Leo Baeck 1


Jun 2008 Journal

previous article:Supping with the devil
next article:Art notes (review)

The Britain we live in

The Britain we now live in has changed very much from the one I first knew. There is no longer a pride in one’s country. The virtue of the stiff upper lip is ridiculed. Queuing is often ignored. Contemporary Britain has turned into a back-biting, self-denigrating society which has sacrificed the old rules on the altar of modernity and has only trendy stratagems for their replacement. Not even Winston Churchill has been left unmocked. Climbing on the bandwagon of one-upmanship and touchy-feeliness are the flavours of the day. Despite increasing taxation, sneakily introduced, the country’s infrastructure has not improved.

Two current topics highlight the state of Britain. One is asylum-seekers, the other the Euro. Asylum-seekers first. As a former refugee myself, I empathise with them. Yet, while there are many foreigners (like me) who had, or can acquire, a right to live here, not all have an inalienable right to settle here, or anywhere else for that matter. There is a profound difference between those truly in fear of life and limb and those who merely wish to improve their lot. Surely restrictions are justified to control the flood of the world’s poor. There is a need for immigrants, but the influx needs to be regulated in the country’s interest and the immigrants’ long-term interest as well.

An awkward problem - often ignored - has to be stressed. Previous waves of immigrants - whether they were Huguenots, Jamaicans or Jews - accepted the need to integrate and adapt to the majority culture, without sacrificing their identity.

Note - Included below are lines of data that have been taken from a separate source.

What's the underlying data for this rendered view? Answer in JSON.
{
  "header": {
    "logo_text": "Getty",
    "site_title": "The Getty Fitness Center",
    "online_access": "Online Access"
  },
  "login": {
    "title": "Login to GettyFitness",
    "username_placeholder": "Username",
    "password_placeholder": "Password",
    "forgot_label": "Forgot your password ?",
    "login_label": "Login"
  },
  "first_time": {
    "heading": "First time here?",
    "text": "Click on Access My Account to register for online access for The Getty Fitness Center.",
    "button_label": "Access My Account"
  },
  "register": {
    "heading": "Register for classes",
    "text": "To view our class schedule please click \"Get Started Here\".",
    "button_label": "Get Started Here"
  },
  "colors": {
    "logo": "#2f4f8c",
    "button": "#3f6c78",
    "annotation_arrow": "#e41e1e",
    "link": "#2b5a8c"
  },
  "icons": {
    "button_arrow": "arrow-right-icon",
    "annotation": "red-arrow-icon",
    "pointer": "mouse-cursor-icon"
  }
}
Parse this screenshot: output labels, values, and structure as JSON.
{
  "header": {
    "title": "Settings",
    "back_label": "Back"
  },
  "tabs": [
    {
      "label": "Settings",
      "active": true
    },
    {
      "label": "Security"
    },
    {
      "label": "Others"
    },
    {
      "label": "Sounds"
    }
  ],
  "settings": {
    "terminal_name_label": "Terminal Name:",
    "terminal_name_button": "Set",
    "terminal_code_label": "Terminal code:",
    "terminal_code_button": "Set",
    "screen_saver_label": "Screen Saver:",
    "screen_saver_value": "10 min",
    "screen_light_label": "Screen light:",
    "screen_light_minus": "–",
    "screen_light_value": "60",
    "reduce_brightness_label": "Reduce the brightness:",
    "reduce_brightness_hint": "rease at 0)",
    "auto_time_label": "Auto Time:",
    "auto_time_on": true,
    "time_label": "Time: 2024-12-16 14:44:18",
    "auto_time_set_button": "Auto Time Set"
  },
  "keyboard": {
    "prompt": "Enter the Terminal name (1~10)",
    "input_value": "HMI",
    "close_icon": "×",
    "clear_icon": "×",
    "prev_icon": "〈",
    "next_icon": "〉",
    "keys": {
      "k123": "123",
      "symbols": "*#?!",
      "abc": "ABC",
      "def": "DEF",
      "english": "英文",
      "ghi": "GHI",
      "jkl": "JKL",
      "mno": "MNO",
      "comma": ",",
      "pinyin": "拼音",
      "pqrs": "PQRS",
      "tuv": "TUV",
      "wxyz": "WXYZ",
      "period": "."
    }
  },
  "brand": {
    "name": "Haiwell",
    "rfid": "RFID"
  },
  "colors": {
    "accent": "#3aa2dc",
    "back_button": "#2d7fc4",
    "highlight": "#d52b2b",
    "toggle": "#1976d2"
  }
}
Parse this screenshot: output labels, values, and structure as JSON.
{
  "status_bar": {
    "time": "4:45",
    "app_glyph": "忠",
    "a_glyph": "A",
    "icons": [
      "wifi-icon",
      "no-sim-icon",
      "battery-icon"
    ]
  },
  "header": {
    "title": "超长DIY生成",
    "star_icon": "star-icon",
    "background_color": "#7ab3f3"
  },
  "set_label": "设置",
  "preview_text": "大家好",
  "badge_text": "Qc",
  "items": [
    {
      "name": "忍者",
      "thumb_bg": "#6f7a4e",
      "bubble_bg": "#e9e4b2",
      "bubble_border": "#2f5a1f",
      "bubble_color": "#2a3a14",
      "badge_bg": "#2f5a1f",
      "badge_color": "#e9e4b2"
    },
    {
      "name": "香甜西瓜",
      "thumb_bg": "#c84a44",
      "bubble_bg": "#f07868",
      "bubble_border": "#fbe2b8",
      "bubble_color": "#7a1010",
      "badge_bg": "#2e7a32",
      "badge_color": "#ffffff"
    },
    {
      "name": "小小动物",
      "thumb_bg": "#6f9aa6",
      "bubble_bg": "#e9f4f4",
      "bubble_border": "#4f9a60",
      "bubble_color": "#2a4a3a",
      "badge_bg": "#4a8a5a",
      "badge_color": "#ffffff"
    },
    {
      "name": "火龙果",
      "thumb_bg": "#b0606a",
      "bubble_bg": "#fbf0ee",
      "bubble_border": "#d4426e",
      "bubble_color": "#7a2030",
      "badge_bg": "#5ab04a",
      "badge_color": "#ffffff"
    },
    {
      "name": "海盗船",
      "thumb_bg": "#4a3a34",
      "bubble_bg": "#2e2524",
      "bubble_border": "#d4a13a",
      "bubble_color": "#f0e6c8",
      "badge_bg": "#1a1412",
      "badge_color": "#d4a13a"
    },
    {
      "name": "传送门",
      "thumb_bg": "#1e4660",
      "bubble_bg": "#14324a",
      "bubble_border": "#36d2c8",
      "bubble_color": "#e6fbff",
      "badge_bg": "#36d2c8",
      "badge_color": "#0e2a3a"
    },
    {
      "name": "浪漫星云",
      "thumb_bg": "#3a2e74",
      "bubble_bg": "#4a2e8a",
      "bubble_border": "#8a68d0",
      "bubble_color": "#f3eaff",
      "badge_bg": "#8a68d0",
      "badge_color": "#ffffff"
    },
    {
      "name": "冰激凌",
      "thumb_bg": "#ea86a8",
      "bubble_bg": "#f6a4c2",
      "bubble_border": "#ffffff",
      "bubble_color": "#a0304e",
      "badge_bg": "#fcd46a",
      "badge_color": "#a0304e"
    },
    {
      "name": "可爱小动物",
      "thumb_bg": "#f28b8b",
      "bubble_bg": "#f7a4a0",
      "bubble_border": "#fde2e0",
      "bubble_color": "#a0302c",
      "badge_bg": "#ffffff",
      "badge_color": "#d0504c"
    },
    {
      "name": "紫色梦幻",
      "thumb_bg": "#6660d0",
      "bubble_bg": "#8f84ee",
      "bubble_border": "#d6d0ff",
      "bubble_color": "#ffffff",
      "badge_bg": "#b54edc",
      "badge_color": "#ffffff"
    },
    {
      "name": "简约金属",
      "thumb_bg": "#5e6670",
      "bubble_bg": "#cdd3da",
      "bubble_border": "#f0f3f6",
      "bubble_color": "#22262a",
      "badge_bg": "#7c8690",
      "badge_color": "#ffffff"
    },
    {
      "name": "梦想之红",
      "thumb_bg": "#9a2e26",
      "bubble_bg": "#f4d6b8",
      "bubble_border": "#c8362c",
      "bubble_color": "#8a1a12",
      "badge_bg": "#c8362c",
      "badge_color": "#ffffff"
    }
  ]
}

This assimilation process no longer applies to recent waves. They insist on retaining all the aspects of their culture, often in direct opposition to the mores of the host country. Catering to the immigrant’s lifestyle now goes under the heading of ‘multi-culturalism’. Regrettably, no such tolerance is extended to non-believers or minorities in the immigrants’ home countries.

An unprejudiced, colour-blind community, desirable as the ideal is, may exist in parts of Hampstead and Islington, but regrettably nowhere else. The outcome of any enforced policy which goes against the grain of a population which feels itself threatened is the same for every endangered species – it becomes extreme and violent.

The issue also has a bearing on the argument about whether or not Britain should adopt the Euro as its currency. I consider myself a European, and though to me Britain is part of Europe, I am not in favour of joining the single currency. I am against it not for economic but for political reasons. Britain’s long history overall shows a favourable balance of good over evil. I have greater confidence in this country’s standards of public life, even if they are dubious at times, than in those on the Continent, where devotion to tolerance and democracy is of more recent vintage.

People change, nations change, but one’s perception of the past does not. I and all those who found a refuge in this country owe Britain a debt. It was this nation which, at long last, stood up to Hitler in 1939; and it was Britain which, after the defeat of its allies, faced the might of a victorious Germany all alone. By standing firm it saved Europe from regressing into the Dark Ages. Half-a-century later this intrepid chapter tends not only to be disparaged, but the new wave of modernisers brush it aside.

So far, a rapidly changing world has only marginally affected the small community in which we live. There are more cars, a few more dwellings and talk of a lot more to come. Gone are the small store, the post office and the village policeman. When we arrived 23 years ago, the vast majority of inhabitants were locals whose roots went back for generations. Now, a clear division has become apparent. On one side of the village are those born and raised here, living in council houses; on the other side are commuters and comfortable incomers who live in loftier dwellings. Only the village green, the church and graveyard attest to what was once a closely knit community with a life of its own.

Looking back at my ABC periods, I am content to complete the journey in Britain, where we have spent more years now than in either Austria or Canada. By now, I am past the Sturm und Drang Jahre, when I felt the need to identify with a specific nationality. Still, if one has to be labelled, I have no objection to being called an Austrian Jew of British and Canadian nationality who prefers to live in England. Nor do I mind getting older as long as I do not feel old. 

This article is excerpted from the author’s ‘My A (For Austria), B (For Britain), C (For Canada) Trilogy: Short Version’.


Jussi Brainin

previous article:Supping with the devil
next article:Art notes (review)